Private reading and listening are particularly important, and I can generally do both every day. I am indebted to two quintessentially American and quintessentially 'new economy' business ideas for the enrichment of both activities. For reading, in addition to the many physical books I purchase I have just got my hands on an Amazon Kindle. This is an interesting device, and I have already subscribed to the MIT Technology Review, Salon and the Times Literary Supplement, just to kick things off. In fact the Christmas shopping season just ended saw digital books for the first time outsell physical books on Amazon: could the oft-predicted e-book revolution finally be upon us?

For listening purposes I rely on one of the most successful internet startups of all time, Audible.com. This fantastic subscription service for audiobooks and other listening goodies has managed to secure $US20 of my personal funds each month for about three years now, and I have enjoyed interacting with an online business that actually does create new value where none previously existed. The whole adds up to more than the sum of the parts.

On a domestic front Radio National remains the stimulation source of choice. Chafing at its perceived intellectual authority I recently tried to pen a polemic entitled 'Why we must turn off Radio National and start thinking for ourselves'. Good soundbite, but in the process of researching it I increased my listening time, and came to the conclusion that Radio National actually is generally good for my brain.

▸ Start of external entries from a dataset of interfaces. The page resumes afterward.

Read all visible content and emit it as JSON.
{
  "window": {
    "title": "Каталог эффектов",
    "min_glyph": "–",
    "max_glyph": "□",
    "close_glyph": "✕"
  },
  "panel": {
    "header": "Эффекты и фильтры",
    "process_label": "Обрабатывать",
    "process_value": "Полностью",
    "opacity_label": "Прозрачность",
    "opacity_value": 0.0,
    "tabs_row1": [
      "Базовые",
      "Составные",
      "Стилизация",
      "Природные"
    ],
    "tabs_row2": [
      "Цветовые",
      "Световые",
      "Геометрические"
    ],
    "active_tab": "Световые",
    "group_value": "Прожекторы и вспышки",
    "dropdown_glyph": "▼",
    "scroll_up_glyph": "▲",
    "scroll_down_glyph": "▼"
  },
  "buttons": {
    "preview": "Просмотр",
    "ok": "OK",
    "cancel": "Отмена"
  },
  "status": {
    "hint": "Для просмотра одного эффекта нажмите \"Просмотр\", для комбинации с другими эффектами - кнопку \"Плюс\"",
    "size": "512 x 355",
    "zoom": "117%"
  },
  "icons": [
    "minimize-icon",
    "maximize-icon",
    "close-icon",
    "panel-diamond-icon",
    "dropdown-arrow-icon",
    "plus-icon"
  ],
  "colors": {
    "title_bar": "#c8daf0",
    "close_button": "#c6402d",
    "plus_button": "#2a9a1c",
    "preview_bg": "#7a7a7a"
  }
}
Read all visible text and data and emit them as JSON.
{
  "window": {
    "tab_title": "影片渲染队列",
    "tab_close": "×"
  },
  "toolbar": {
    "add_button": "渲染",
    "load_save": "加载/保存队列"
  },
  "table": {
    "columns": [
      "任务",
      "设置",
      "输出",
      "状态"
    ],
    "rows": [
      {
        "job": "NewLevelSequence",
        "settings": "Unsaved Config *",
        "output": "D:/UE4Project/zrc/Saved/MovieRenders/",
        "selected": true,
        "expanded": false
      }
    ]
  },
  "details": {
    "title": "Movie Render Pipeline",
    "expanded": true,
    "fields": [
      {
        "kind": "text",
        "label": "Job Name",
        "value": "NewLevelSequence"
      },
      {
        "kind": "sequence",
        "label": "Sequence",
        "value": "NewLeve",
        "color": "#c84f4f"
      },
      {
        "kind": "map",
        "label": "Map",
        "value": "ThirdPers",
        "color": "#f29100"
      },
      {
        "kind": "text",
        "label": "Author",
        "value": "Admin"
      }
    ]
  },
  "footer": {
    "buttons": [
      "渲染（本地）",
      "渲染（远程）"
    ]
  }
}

In case this is all sounding a little too highbrow (and on second reading of the above, it is) let me hasten to introduce you to the soft, stripy underbelly of these more intellectual habits. The 'underbelly' is where I attend to the workings of the subconscious or unconscious minds, and for reflection to occur these 'other' minds need their own kind of feeding and love. The techniques I prefer all have these things in common: they are apparently trivial, superficially time-wasting, gently distracting and largely harmless. Three such techniques are 1 - mindless television crime drama in general; 2 - watching endless repeats of The Simpsons; and 3 - driving in the country while recording rambling, unfocused monologues grounded in stating the obvious. These all serve a purpose, and that purpose is to occupy the conscious mind so the unconscious, or subconscious, can go to work. This is the reason that you always remember a forgotten name when you have stopped trying to think about it directly. But you knew that already, I suspect.

And what sterling work the subconscious can do if it is only left alone for a spell, every now and then. This leads us of course to the thorny issue of creative problem solving - but that, as they say, is a whole different kettle of poisson. And it is a kettle that we will stir together many times as this blog evolves. Thinking keeps my dog and cat in expensive imported dry vittles, and me in sparkly drinks and party pies, but it's not all work. Ultimately it is quite fun to spend your time thinking about stuff and working things out. I recommend it as an ideal vocation.

So that's it: post one. Join me again for the next instalment, all in good time.